**Exercise brief**
Report the count, and only the count, of lines in the records that include the word "good".

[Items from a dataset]
● ● ● ● ● ● ●

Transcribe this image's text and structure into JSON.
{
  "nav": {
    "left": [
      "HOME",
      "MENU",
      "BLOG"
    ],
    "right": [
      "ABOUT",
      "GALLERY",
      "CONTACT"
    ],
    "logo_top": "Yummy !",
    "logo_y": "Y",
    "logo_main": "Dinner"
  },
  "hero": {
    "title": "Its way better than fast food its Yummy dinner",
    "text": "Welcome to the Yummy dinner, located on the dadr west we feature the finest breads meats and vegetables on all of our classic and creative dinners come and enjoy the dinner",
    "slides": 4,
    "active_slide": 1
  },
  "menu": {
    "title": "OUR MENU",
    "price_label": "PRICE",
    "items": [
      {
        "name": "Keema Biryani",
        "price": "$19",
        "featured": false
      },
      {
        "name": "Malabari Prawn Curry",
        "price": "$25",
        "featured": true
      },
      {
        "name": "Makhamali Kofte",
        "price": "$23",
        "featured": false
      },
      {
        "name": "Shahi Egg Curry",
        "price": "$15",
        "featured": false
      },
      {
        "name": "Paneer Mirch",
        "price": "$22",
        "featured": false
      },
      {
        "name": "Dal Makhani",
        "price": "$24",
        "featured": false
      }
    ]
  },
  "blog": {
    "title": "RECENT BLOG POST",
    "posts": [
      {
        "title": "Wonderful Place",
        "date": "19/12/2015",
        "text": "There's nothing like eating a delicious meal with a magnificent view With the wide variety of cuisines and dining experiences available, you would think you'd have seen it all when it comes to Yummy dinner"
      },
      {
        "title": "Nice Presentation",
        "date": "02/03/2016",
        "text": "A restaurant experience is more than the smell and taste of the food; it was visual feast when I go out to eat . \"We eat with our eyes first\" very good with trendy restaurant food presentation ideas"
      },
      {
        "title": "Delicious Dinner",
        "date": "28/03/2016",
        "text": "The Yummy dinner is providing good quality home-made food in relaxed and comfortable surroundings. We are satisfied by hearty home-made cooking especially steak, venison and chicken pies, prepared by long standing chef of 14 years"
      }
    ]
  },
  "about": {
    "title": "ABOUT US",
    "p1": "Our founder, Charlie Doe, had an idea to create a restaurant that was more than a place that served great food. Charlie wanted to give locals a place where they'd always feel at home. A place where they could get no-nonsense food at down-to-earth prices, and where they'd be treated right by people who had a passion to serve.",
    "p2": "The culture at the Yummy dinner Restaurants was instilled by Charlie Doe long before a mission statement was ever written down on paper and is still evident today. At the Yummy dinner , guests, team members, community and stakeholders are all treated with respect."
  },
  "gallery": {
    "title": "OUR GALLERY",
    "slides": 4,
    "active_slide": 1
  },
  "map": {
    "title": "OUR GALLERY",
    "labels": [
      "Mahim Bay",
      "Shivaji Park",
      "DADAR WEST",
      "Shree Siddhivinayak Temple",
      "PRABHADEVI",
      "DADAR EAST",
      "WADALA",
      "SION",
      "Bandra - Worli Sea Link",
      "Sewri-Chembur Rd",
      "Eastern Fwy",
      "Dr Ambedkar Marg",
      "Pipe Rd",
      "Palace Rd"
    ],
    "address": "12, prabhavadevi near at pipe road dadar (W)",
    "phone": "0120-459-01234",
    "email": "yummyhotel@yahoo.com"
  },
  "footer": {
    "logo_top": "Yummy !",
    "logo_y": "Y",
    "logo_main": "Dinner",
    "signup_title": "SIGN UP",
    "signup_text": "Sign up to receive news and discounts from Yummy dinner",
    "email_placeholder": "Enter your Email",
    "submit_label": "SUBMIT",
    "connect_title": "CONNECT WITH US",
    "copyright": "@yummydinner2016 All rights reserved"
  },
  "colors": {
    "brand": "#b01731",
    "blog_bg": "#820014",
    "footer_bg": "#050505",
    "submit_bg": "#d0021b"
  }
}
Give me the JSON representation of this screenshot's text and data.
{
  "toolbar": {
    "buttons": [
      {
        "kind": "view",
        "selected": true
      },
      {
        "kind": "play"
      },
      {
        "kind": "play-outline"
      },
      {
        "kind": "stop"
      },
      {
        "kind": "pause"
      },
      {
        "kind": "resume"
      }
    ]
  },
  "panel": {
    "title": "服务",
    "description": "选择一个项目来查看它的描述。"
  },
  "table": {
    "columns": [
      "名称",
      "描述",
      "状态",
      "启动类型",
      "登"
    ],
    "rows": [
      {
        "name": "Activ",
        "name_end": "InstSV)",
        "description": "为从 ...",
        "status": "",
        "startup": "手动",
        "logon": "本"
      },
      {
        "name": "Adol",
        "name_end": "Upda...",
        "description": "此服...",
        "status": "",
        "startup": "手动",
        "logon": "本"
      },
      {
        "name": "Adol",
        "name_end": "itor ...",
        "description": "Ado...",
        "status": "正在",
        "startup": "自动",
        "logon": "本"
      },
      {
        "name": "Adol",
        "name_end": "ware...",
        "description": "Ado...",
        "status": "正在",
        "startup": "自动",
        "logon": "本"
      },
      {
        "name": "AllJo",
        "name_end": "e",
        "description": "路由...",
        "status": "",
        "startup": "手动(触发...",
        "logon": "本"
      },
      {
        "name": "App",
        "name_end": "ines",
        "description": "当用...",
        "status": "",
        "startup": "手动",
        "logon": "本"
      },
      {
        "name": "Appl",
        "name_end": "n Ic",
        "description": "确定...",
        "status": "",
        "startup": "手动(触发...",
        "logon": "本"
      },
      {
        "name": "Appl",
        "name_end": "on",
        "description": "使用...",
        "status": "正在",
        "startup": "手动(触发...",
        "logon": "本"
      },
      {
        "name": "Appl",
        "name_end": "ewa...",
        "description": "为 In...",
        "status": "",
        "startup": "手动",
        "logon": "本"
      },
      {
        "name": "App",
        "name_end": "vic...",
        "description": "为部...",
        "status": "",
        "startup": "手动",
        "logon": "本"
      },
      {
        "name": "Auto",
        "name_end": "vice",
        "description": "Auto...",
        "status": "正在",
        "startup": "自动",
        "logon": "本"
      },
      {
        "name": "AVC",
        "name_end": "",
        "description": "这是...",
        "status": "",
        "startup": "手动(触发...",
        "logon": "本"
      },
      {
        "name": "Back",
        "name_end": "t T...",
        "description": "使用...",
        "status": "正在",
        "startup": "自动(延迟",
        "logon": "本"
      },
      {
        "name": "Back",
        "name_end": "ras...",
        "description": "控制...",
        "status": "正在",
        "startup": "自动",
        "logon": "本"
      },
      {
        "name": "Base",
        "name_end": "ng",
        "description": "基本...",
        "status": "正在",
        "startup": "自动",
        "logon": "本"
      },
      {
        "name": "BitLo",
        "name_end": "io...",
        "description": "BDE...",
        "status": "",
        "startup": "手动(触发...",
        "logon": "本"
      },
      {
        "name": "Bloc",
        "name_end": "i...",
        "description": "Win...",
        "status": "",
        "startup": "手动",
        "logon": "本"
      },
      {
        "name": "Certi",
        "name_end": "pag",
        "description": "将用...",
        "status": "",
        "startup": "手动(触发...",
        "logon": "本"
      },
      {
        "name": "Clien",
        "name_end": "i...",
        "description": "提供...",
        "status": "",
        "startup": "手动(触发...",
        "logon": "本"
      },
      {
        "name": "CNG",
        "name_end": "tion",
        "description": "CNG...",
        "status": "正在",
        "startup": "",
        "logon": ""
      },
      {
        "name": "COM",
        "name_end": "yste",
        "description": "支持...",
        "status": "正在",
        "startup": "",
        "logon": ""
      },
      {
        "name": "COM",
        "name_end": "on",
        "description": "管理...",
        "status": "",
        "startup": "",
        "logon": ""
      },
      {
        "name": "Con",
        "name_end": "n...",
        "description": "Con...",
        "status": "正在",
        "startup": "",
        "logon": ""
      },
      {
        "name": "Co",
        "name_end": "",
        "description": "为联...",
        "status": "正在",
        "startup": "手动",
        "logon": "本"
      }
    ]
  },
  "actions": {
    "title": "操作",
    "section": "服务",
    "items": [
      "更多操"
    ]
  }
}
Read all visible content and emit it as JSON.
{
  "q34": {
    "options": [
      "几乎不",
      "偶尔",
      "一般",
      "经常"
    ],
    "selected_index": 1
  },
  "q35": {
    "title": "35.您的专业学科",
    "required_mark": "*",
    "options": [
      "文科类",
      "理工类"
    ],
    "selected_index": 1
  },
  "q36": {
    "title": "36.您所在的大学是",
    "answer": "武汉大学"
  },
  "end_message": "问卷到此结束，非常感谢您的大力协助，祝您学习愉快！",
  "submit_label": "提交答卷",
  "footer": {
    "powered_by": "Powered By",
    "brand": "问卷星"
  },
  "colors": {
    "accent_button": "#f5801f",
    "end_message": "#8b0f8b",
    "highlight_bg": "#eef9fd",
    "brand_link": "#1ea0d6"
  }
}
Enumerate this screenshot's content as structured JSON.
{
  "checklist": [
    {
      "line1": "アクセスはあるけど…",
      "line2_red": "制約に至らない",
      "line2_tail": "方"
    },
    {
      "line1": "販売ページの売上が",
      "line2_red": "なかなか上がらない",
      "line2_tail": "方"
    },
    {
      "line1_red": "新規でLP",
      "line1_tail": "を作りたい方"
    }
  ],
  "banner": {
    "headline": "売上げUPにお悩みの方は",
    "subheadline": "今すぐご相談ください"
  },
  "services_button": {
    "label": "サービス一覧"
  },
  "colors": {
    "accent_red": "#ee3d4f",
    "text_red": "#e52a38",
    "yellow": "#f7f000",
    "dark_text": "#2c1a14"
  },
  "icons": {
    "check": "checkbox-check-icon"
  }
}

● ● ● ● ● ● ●

**Your response**
2